Wednesday, February 25, 2009
Despite my increasingly cynical view of the value of the architectural education and training I received, one of my steadiest employments is as an instructor at an architecture school. I'm hoping that I am doing something more valuable than preparing the architectural equivalent of cannon fodder for the local firms, but I have many doubts. It is possible that the no matter what my own motivations, the regime of architectural education and internship has—not an ulterior motive, which would be some scheme nefarious on my part or the part of other educators—but an exterior one, independent of the impetus of any particular member or institution of the great industry that relentlessly cranks out ever more graduates and interns suitable (or perhaps not) for eventual employment as architects. I have little doubt that the exterior motivation has nothing in it akin to the best interests of those who would become part of the profession.

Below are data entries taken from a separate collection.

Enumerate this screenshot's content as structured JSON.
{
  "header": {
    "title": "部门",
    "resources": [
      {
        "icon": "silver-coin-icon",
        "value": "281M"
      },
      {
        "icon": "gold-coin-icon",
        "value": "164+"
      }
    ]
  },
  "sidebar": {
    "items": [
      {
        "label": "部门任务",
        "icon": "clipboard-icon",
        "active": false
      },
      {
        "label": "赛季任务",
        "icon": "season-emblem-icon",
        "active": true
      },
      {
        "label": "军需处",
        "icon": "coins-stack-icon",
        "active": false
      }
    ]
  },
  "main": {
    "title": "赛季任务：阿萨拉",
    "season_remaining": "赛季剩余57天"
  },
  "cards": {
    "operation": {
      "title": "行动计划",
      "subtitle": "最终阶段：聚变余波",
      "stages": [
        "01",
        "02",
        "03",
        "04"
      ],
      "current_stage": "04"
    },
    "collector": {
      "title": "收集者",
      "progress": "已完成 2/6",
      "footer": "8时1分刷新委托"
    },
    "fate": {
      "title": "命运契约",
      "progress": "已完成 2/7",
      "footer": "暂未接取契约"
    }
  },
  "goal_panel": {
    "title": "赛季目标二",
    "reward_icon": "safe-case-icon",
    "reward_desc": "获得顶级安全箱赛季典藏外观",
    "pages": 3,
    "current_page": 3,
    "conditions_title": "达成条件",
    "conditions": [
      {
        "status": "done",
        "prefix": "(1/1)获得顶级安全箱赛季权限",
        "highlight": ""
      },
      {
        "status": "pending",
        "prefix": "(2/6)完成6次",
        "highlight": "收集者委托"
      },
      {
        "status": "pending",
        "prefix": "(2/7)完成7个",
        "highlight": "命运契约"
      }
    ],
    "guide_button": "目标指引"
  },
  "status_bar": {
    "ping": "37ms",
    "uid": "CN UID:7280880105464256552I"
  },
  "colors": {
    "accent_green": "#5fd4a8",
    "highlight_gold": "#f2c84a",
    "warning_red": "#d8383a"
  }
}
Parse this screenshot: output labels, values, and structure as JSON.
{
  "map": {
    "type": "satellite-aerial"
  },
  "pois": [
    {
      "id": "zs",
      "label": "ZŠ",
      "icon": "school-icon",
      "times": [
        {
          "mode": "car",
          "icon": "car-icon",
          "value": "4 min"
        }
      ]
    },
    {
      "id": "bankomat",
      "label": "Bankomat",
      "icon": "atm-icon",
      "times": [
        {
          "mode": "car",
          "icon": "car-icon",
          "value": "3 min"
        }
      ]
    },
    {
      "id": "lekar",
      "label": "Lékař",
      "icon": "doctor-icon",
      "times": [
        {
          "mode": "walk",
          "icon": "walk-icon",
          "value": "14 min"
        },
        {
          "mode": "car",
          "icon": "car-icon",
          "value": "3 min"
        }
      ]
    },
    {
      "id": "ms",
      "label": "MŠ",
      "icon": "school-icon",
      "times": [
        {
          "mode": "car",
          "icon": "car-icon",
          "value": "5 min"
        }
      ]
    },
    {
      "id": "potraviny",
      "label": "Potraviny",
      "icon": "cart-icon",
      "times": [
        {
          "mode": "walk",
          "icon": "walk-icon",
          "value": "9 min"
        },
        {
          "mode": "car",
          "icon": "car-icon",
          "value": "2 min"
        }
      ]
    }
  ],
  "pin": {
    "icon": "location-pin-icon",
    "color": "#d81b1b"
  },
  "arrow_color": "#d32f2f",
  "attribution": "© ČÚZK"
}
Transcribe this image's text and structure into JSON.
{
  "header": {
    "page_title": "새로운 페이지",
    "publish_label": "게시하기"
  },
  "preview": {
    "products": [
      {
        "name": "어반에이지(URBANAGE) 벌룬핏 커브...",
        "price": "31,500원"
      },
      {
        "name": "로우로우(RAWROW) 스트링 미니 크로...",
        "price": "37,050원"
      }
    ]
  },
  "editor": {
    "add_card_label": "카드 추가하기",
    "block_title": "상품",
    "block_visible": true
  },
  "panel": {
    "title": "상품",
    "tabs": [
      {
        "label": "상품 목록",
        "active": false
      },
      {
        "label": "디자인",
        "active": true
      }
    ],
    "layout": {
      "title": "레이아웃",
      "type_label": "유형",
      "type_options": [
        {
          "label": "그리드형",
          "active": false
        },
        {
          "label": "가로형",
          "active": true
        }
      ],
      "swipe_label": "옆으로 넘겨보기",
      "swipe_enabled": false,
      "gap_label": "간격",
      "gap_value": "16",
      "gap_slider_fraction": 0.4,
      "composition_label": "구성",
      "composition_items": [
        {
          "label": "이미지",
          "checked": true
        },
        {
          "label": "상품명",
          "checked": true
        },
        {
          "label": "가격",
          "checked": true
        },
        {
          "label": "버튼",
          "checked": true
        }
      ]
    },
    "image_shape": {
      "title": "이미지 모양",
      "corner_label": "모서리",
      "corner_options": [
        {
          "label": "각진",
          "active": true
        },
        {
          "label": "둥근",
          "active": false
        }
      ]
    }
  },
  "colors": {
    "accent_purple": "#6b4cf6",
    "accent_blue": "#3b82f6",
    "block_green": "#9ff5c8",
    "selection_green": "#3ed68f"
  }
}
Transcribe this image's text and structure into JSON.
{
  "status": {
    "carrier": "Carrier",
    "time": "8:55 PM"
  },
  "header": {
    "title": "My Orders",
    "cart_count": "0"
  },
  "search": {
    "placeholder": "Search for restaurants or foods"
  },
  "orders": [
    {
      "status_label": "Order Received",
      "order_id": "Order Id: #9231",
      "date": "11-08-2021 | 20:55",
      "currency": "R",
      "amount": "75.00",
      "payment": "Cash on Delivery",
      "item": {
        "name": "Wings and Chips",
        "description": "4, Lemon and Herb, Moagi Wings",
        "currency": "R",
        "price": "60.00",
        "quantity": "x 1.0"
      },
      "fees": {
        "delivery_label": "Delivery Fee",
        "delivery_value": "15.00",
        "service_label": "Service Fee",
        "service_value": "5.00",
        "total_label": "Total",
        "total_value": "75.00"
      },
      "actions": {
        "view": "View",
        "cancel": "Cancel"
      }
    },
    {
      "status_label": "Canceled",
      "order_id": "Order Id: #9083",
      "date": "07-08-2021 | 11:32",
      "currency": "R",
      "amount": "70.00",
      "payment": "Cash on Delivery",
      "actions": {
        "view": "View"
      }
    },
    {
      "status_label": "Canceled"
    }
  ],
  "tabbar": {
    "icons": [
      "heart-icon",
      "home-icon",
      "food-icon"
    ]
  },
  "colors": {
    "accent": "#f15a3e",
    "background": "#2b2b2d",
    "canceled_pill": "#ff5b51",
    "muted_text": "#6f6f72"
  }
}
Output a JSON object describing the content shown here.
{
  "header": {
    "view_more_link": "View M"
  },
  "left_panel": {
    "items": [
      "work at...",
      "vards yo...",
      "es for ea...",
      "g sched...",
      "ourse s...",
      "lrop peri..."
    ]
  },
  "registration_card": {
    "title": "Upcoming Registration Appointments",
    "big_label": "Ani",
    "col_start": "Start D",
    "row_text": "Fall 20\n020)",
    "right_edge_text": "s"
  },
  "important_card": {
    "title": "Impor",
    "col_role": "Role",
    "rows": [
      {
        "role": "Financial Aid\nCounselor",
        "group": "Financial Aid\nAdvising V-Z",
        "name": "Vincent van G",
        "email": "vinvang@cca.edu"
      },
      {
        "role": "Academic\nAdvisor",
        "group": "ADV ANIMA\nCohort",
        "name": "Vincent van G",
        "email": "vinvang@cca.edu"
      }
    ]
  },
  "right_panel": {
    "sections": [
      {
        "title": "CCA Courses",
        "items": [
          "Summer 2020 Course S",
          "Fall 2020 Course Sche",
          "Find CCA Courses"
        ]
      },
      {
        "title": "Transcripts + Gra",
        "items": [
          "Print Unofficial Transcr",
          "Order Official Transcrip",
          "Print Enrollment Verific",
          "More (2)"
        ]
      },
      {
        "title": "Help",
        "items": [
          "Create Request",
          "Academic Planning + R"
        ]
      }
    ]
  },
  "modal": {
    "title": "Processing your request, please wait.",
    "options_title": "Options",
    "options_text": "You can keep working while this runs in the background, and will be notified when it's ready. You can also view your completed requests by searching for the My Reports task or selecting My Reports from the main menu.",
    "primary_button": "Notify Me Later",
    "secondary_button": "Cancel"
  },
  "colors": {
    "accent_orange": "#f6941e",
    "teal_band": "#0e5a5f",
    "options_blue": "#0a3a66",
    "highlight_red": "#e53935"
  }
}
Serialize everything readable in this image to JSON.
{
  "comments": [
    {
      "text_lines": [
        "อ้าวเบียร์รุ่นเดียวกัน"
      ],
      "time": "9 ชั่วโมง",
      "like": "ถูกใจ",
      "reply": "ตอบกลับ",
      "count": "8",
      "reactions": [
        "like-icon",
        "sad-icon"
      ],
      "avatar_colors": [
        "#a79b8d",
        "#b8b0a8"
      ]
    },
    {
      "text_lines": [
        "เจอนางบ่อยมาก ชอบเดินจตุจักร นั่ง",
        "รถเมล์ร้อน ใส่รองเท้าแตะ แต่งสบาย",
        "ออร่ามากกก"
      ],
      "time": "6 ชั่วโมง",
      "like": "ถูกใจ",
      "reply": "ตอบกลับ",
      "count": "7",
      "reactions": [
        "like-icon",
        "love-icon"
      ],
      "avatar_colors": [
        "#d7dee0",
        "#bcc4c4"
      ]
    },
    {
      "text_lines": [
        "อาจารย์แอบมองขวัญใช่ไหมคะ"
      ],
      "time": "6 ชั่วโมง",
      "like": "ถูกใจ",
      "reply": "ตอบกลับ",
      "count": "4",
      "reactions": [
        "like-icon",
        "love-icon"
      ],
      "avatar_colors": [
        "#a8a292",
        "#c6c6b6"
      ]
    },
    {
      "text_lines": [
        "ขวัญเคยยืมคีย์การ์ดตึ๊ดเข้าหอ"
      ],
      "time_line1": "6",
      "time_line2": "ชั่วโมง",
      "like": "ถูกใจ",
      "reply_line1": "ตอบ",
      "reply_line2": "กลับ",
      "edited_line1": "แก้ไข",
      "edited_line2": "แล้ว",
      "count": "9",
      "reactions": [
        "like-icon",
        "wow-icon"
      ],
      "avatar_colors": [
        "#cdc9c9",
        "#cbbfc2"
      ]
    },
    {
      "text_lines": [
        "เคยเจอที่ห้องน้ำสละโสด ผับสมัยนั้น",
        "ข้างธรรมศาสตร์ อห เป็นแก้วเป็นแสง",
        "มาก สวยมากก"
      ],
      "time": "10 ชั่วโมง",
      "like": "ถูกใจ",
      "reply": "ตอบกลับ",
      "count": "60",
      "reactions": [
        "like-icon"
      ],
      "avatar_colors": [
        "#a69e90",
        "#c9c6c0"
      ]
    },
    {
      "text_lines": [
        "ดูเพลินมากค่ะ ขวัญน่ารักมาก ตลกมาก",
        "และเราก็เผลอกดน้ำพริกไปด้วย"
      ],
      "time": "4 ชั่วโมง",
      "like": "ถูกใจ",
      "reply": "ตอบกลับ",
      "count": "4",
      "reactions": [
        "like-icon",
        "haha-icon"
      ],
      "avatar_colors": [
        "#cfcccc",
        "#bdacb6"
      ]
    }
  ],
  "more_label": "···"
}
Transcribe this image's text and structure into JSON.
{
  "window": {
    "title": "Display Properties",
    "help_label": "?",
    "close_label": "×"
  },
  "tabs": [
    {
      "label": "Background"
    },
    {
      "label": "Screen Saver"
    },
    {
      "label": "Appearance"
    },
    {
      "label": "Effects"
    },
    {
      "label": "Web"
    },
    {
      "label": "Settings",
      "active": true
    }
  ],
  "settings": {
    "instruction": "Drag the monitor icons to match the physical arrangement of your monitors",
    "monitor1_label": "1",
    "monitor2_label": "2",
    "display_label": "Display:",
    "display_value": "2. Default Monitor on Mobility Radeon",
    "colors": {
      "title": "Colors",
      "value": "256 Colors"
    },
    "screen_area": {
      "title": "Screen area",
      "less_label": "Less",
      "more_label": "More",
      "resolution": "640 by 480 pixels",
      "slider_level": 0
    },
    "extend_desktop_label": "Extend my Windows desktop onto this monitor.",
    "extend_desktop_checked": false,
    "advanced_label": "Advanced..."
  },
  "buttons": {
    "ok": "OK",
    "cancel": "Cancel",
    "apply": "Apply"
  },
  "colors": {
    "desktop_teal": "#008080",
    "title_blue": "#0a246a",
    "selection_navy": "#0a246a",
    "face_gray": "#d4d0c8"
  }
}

Still, there I am in front of a podium and whiteboard, and I tell myself that I am doing my best to help my students while wondering constantly if there was something else entirely I could do with my life that wouldn't leave me feeling like—despite the best of intentions—I have made an accommodation with something subtly monstrous.
So recently I was asked to teach a course optimistically labeled "3D Modeling and Design." Of course, by Design we mean the sort of things architecture students are tasked to develop in school (unlike in the real world, mainly, where they will probably never be asked to design much of anything soon unless they are strong-willed enough to flout convention and their legally-enforceable status as interns-serfs). And 3D means of course "using computers", still a scandalous notion in a Luddite-infested profession where computers have only begun to be viewed (grudgingly) as a cost-effective tool for production (creating construction documents, in other words), permitting the use of ever fewer of those ignorant, expensive intern-serfs. With this in mind, I tried to recall how the use of computer technology had seemed helpful or even interesting in my own education, ten years ago when I decided in a fit of unwarranted optimism in early middle age to change professions and go to architecture school myself. Whatever facility I have with computers came despite my own educational requirements, because at the time no such courses as I am now asked to teach were really available and no real opportunity was provided for learning such despised technical subjects outside of the formal curriculum.
Looking back through my student portfolio, I find it oddly prescient that the very first project I undertook with a digital modeling program was roughly inspired by Matta's 1946 painted scene, A Grave Situation:
Original image location: http://upload.wikimedia.org/wikipedia/en/b/bb/A_Grave_Situation.jpg
The Chilean artist Roberto Antonio Sebastián Matta Echaurren (1911-2002) was an architect who even worked with Le Corbusier before becoming disenchanted with the field and abandoning it for Surrealist painting (almost the opposite of my own professional trajectory, in fact!). I doubt I am the only one to interpret A Grave Situation as a kind of apocalyptic explosion in a mid-Twentieth Century "International Style" office, a maelstrom of planar tectonics and chromed steel tubing surrounding the central figure. Was the figure an alien visitor, whose presence disrupted the staid predictability of the International Style environment? Or was the mid-century Modernism somehow responsible for the distortion of the figure? In other words, was it a normal human somehow transmogrified by his Modernist surroundings into a frozen faceless alien?
Does it matter?
For a summer-term seminar that almost no other student seemed to take seriously, I used a CNC mill to carve a portion of the alien figure from my homage to Matta into a block of polyurethane foam treated to look like rusting steel.
The letters "DNT" were a last-minute, bitter addition to the cutting-path for the CNC mill. Some educator had earlier called me a "Deluded No-Talent" during an astonishingly unhelpful critique of a more standard architectural school production (a police station "design"), and the almost whimsical pointlessness of the comment led me to incorporate its abbreviation into my "artifact."
Whether or not I am in fact a DNT, some of the computer-assisted products of my architectural education that I still find interesting are available here, in a web gallery of examples I prepared for my own students. And a comprehensive gallery of the work of Roberto Matta is available here.